## What you have to do
Leave no picture in, and give every entry again exactly.

## Source data
==========

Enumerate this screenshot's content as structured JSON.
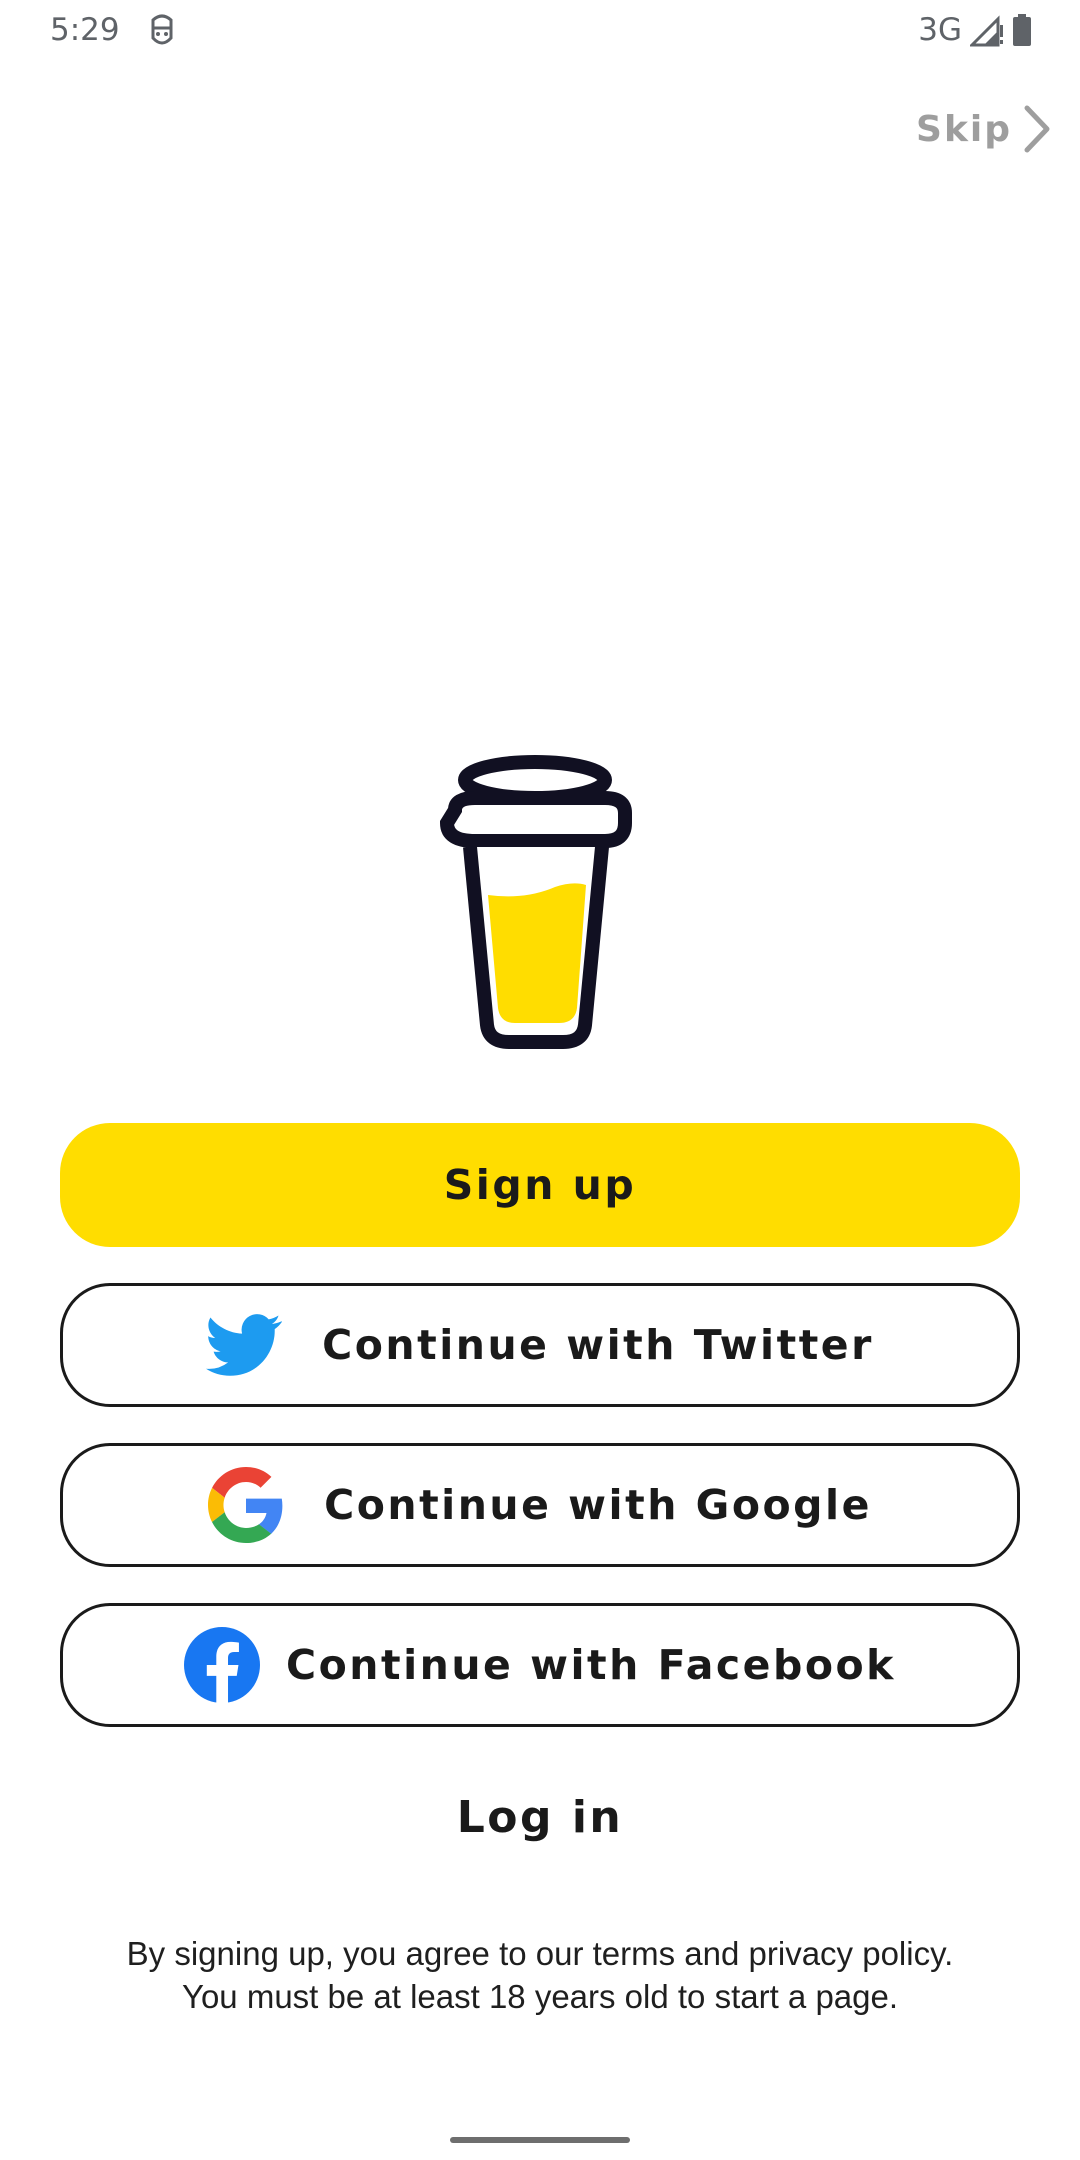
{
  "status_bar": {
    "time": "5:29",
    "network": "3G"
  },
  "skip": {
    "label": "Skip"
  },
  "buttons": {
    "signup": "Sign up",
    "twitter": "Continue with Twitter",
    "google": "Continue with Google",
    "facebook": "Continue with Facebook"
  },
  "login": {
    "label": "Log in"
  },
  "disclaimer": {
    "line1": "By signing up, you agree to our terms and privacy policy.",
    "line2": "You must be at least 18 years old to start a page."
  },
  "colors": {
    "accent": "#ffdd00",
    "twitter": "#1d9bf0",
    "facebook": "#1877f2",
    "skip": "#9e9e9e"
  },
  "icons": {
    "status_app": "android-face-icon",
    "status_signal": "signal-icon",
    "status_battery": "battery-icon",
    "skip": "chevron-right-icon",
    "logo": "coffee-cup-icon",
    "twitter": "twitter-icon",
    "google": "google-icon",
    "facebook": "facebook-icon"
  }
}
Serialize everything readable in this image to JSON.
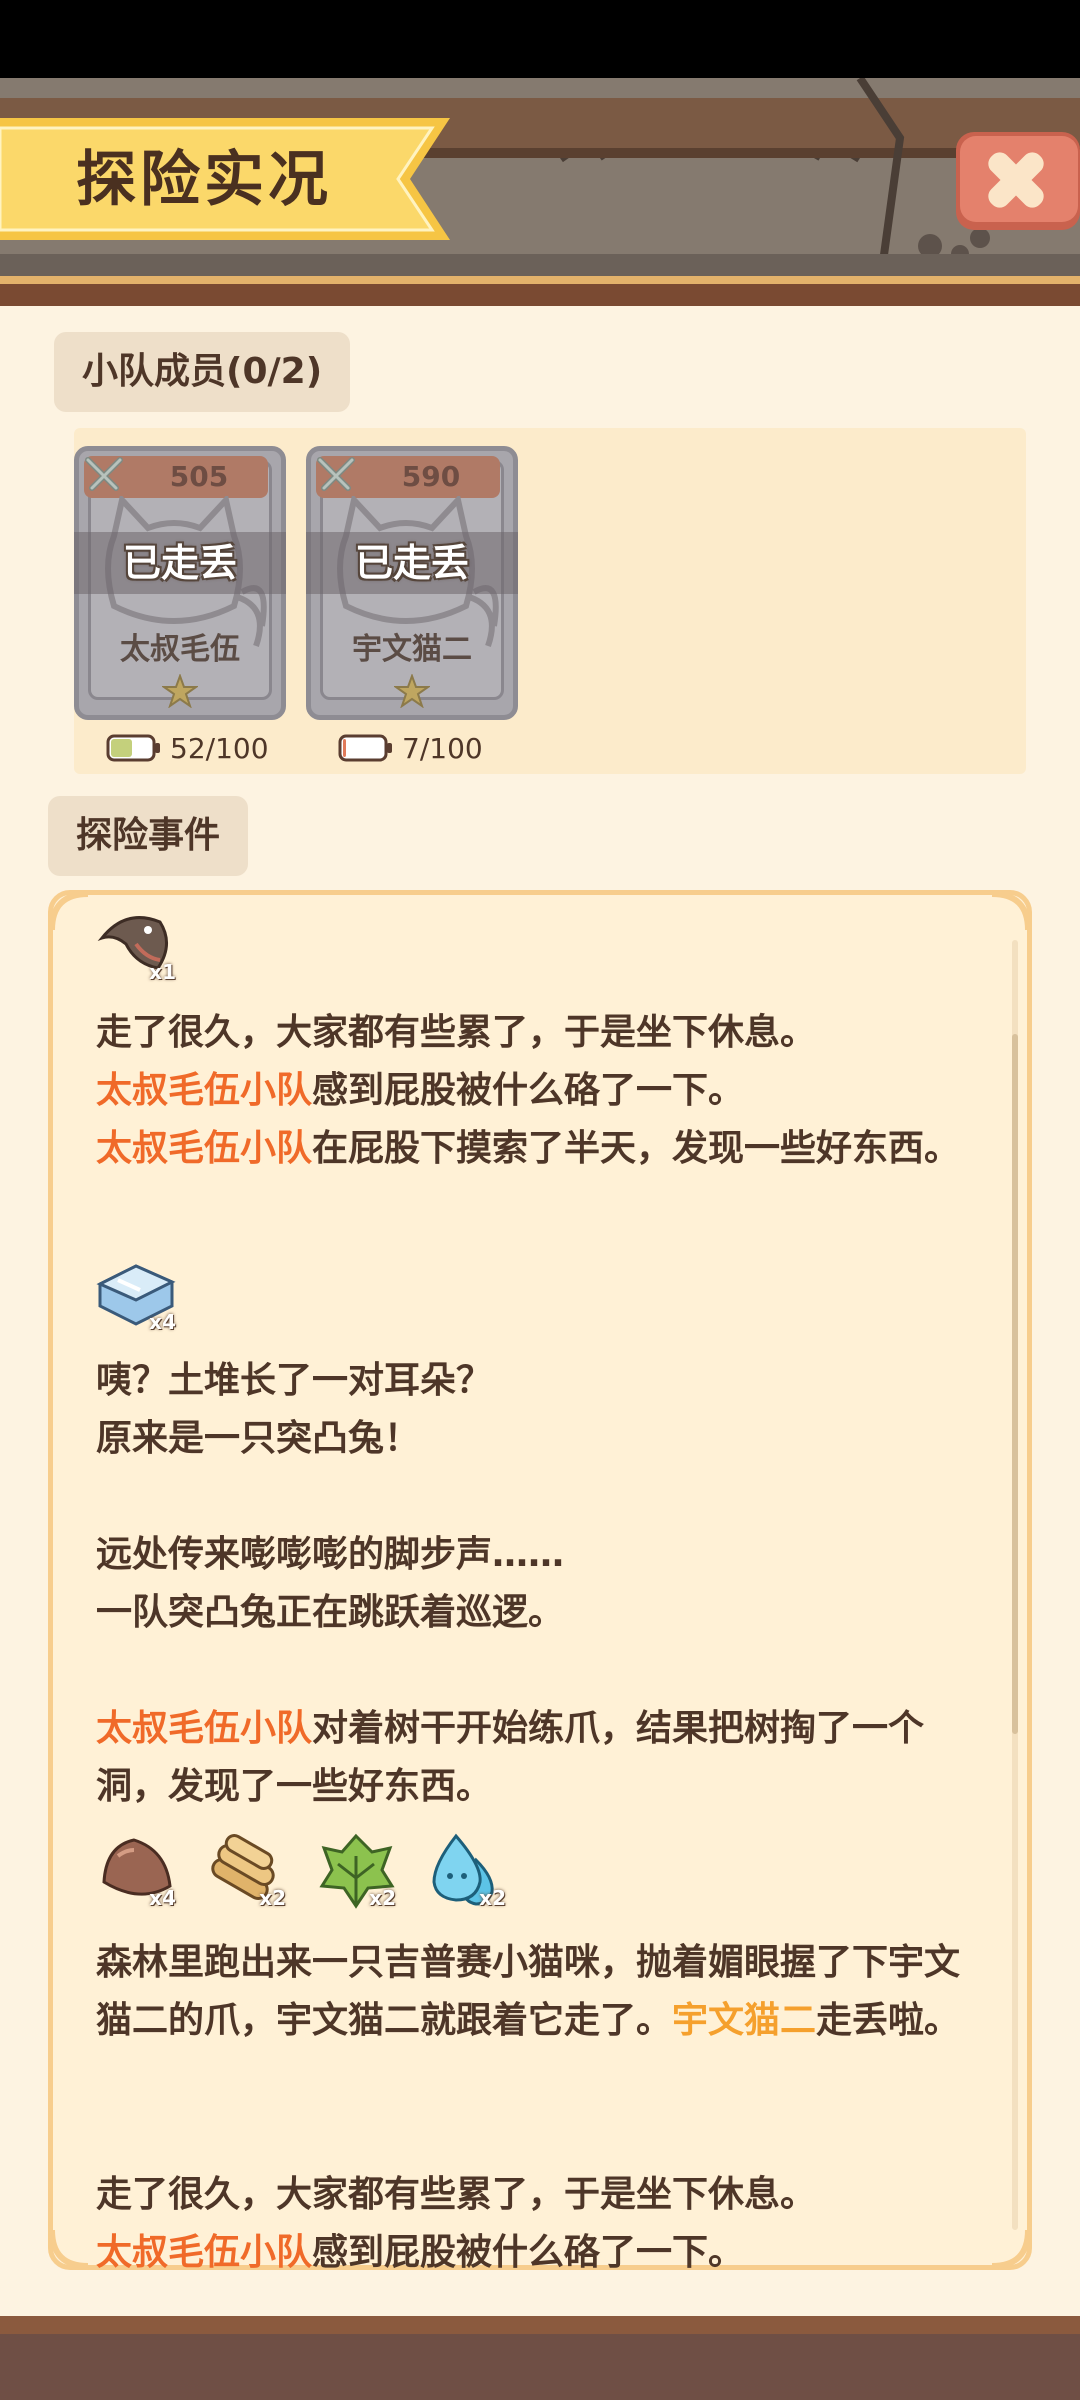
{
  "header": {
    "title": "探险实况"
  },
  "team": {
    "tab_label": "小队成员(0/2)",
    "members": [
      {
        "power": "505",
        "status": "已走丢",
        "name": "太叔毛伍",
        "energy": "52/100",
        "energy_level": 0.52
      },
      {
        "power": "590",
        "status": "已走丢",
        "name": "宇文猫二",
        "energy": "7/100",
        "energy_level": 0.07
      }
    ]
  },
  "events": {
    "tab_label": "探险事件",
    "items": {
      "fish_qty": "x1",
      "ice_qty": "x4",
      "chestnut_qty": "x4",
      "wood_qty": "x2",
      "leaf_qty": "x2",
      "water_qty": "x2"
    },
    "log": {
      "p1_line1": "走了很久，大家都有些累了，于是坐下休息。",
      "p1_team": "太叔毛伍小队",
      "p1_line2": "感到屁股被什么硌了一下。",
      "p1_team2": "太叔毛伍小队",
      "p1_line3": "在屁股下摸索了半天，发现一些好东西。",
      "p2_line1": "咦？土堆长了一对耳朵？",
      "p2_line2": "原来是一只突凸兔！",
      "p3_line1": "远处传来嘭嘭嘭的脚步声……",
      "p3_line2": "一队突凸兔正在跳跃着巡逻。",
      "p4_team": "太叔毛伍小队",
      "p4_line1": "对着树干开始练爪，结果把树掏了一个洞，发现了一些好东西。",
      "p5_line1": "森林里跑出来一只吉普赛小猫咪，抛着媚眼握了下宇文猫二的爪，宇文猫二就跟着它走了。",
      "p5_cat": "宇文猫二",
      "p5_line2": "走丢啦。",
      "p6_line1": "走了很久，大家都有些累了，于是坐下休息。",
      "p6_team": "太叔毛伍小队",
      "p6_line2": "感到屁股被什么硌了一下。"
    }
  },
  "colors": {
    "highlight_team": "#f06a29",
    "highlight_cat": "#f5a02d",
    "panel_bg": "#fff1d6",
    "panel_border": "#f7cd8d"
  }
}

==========

## Response
Enumerate this screenshot's content as structured JSON.
{
  "status_bar": {
    "time": "5:29",
    "network": "3G"
  },
  "skip": {
    "label": "Skip"
  },
  "buttons": {
    "signup": "Sign up",
    "twitter": "Continue with Twitter",
    "google": "Continue with Google",
    "facebook": "Continue with Facebook"
  },
  "login": {
    "label": "Log in"
  },
  "disclaimer": {
    "line1": "By signing up, you agree to our terms and privacy policy.",
    "line2": "You must be at least 18 years old to start a page."
  },
  "colors": {
    "accent": "#ffdd00",
    "twitter": "#1d9bf0",
    "facebook": "#1877f2",
    "skip": "#9e9e9e"
  },
  "icons": {
    "status_app": "android-face-icon",
    "status_signal": "signal-icon",
    "status_battery": "battery-icon",
    "skip": "chevron-right-icon",
    "logo": "coffee-cup-icon",
    "twitter": "twitter-icon",
    "google": "google-icon",
    "facebook": "facebook-icon"
  }
}
Serialize everything readable in this image to JSON.
{
  "header": {
    "title": "探险实况"
  },
  "team": {
    "tab_label": "小队成员(0/2)",
    "members": [
      {
        "power": "505",
        "status": "已走丢",
        "name": "太叔毛伍",
        "energy": "52/100",
        "energy_level": 0.52
      },
      {
        "power": "590",
        "status": "已走丢",
        "name": "宇文猫二",
        "energy": "7/100",
        "energy_level": 0.07
      }
    ]
  },
  "events": {
    "tab_label": "探险事件",
    "items": {
      "fish_qty": "x1",
      "ice_qty": "x4",
      "chestnut_qty": "x4",
      "wood_qty": "x2",
      "leaf_qty": "x2",
      "water_qty": "x2"
    },
    "log": {
      "p1_line1": "走了很久，大家都有些累了，于是坐下休息。",
      "p1_team": "太叔毛伍小队",
      "p1_line2": "感到屁股被什么硌了一下。",
      "p1_team2": "太叔毛伍小队",
      "p1_line3": "在屁股下摸索了半天，发现一些好东西。",
      "p2_line1": "咦？土堆长了一对耳朵？",
      "p2_line2": "原来是一只突凸兔！",
      "p3_line1": "远处传来嘭嘭嘭的脚步声……",
      "p3_line2": "一队突凸兔正在跳跃着巡逻。",
      "p4_team": "太叔毛伍小队",
      "p4_line1": "对着树干开始练爪，结果把树掏了一个洞，发现了一些好东西。",
      "p5_line1": "森林里跑出来一只吉普赛小猫咪，抛着媚眼握了下宇文猫二的爪，宇文猫二就跟着它走了。",
      "p5_cat": "宇文猫二",
      "p5_line2": "走丢啦。",
      "p6_line1": "走了很久，大家都有些累了，于是坐下休息。",
      "p6_team": "太叔毛伍小队",
      "p6_line2": "感到屁股被什么硌了一下。"
    }
  },
  "colors": {
    "highlight_team": "#f06a29",
    "highlight_cat": "#f5a02d",
    "panel_bg": "#fff1d6",
    "panel_border": "#f7cd8d"
  }
}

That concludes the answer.